Scheduling Deployments

The Content Migrator includes a scheduling tab that lets you create a schedule for running a migration project. These scheduled can be set as full, incremental (based on parameters) such as only a section of a website, only PDFs, what's new, etc...

Viewing Your Content Prior to Migration

There's a query tab that let's you query the content repository and view any content that currently resides in it. This allows you to look at the web content you imported by URL including full content descriptors (all metadata, links, etc). You can also view the content and make changes if you need to.

Vamosa Content Migrator (VCM) Query Capture

The Truth About Content Migration

Vamosa holds no claims about the simplicity of content migration. They acknowledge that migrations can be big and complex. As a result, their development environment provides the ability to create a more complex migration solution with the help of custom development.

This can be done through partners or an off-site Vamosa professional services team.

Content Management security is a perfect example of the complexity involved in a migration project. No two CMS deployments have the same security model. So it's often up to professional server providers to support the migration of security rules (an extract, remapping exercise).

A Few Words on Enterprise Content Governance

Content Migration is one piece of a bigger Enterprise Content Governance puzzle. And Vamosa offers a number of other products and solution to support the constant management of content.

The one additional module that caught our eye is Check and Fix. Check and Fix is a new solution that is a combination of website monitoring and problem fixing. It actually takes all of the policies and rules you create for your migration process to perform on-going analysis of your content, automatically fixing it if problems are found.

To Sum It All Up

There are a few things about Vamosa's Content Migrator we liked:

  1. The easy to use, browser-based interface.
  2. The ability to view content within the product and make changes if needed.
  3. The automatic migration and changes to links and attached documents to content.
  4. The scheduling interface.
  5. The SaaS offering.

There does seem to be more to Content Migrator than initially meets the eye. So a good in depth review is required before you invest in the product. You also need to understand that there are different Migrators for Web and Documents and that functionality such as Content Analysis and Content Cleansing is separate from the Content Migrator product itself.
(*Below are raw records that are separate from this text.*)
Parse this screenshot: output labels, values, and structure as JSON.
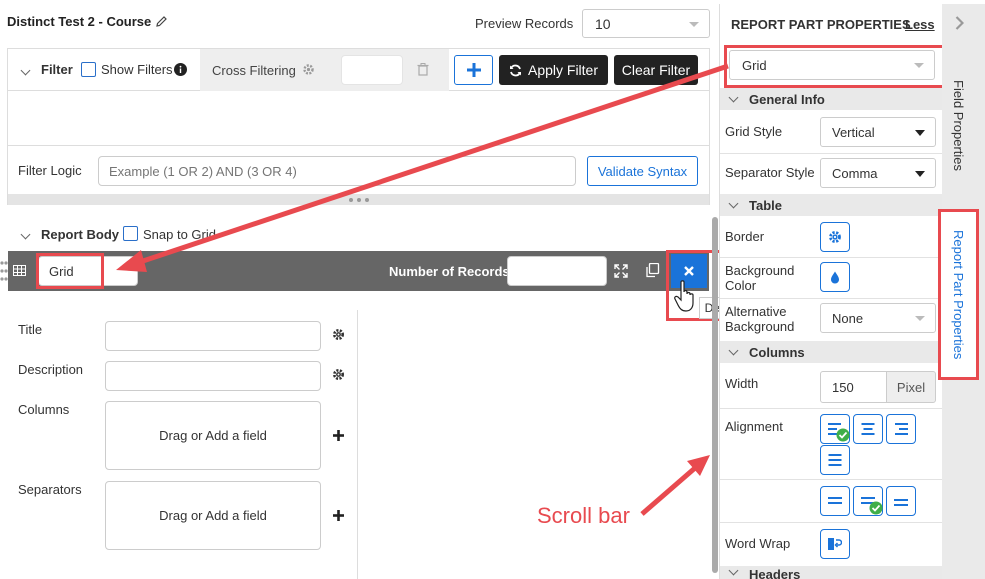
{
  "header": {
    "title": "Distinct Test 2 - Course",
    "preview_label": "Preview Records",
    "preview_value": "10"
  },
  "filter": {
    "label": "Filter",
    "show_filters_label": "Show Filters",
    "cross_filtering_label": "Cross Filtering",
    "apply_filter_label": "Apply Filter",
    "clear_filter_label": "Clear Filter",
    "filter_logic_label": "Filter Logic",
    "filter_logic_placeholder": "Example (1 OR 2) AND (3 OR 4)",
    "validate_label": "Validate Syntax"
  },
  "report_body": {
    "label": "Report Body",
    "snap_label": "Snap to Grid",
    "part_name": "Grid",
    "records_label": "Number of Records",
    "delete_tooltip": "Delete",
    "fields": {
      "title_label": "Title",
      "description_label": "Description",
      "columns_label": "Columns",
      "separators_label": "Separators",
      "drag_text": "Drag or Add a field"
    }
  },
  "annotation": {
    "scroll_bar_label": "Scroll bar",
    "color": "#e84a4f"
  },
  "properties": {
    "header_title": "REPORT PART PROPERTIES",
    "less_label": "Less",
    "part_type": "Grid",
    "general_info_label": "General Info",
    "grid_style_label": "Grid Style",
    "grid_style_value": "Vertical",
    "separator_style_label": "Separator Style",
    "separator_style_value": "Comma",
    "table_label": "Table",
    "border_label": "Border",
    "background_color_label": "Background Color",
    "alternative_background_label": "Alternative Background",
    "alternative_background_value": "None",
    "columns_label": "Columns",
    "width_label": "Width",
    "width_value": "150",
    "width_unit": "Pixel",
    "alignment_label": "Alignment",
    "word_wrap_label": "Word Wrap",
    "headers_label": "Headers"
  },
  "side_tabs": {
    "field_properties": "Field Properties",
    "report_part_properties": "Report Part Properties"
  },
  "colors": {
    "accent": "#1a73d9",
    "dark_bar": "#666666",
    "check_green": "#3fae49"
  }
}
Be sure you know exactly what you need to get the full benefit of a clean content migration.

You can get a quick overview of the Content Migrator from a demo on the website, but it's not as detailed a walk through as we think is required.
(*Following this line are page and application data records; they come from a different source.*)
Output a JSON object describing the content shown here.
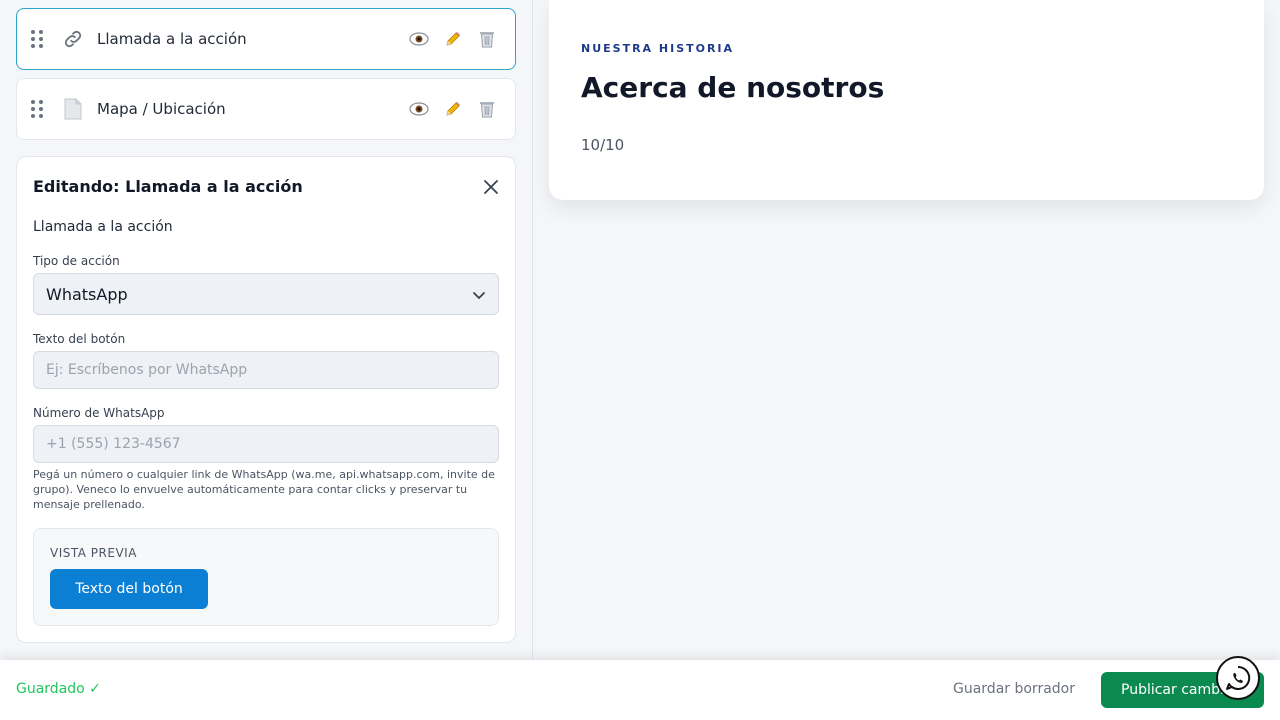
{
  "blocks": [
    {
      "label": "Llamada a la acción",
      "icon": "link-icon"
    },
    {
      "label": "Mapa / Ubicación",
      "icon": "document-icon"
    }
  ],
  "editor": {
    "title": "Editando: Llamada a la acción",
    "section_name": "Llamada a la acción",
    "action_type_label": "Tipo de acción",
    "action_type_value": "WhatsApp",
    "button_text_label": "Texto del botón",
    "button_text_placeholder": "Ej: Escríbenos por WhatsApp",
    "whatsapp_label": "Número de WhatsApp",
    "whatsapp_placeholder": "+1 (555) 123-4567",
    "help_text": "Pegá un número o cualquier link de WhatsApp (wa.me, api.whatsapp.com, invite de grupo). Veneco lo envuelve automáticamente para contar clicks y preservar tu mensaje prellenado.",
    "preview_label": "VISTA PREVIA",
    "preview_button": "Texto del botón"
  },
  "preview": {
    "eyebrow": "NUESTRA HISTORIA",
    "title": "Acerca de nosotros",
    "counter": "10/10"
  },
  "footer": {
    "status": "Guardado ✓",
    "draft_button": "Guardar borrador",
    "publish_button": "Publicar cambios"
  },
  "colors": {
    "accent": "#0a7fd4",
    "publish": "#0b8a4f",
    "saved": "#22c55e",
    "active_border": "#2aa7c9"
  }
}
[Editor's Note: See part one of this series: A Look at Automated Content Migration: Part 1 - Kapow Technologies.]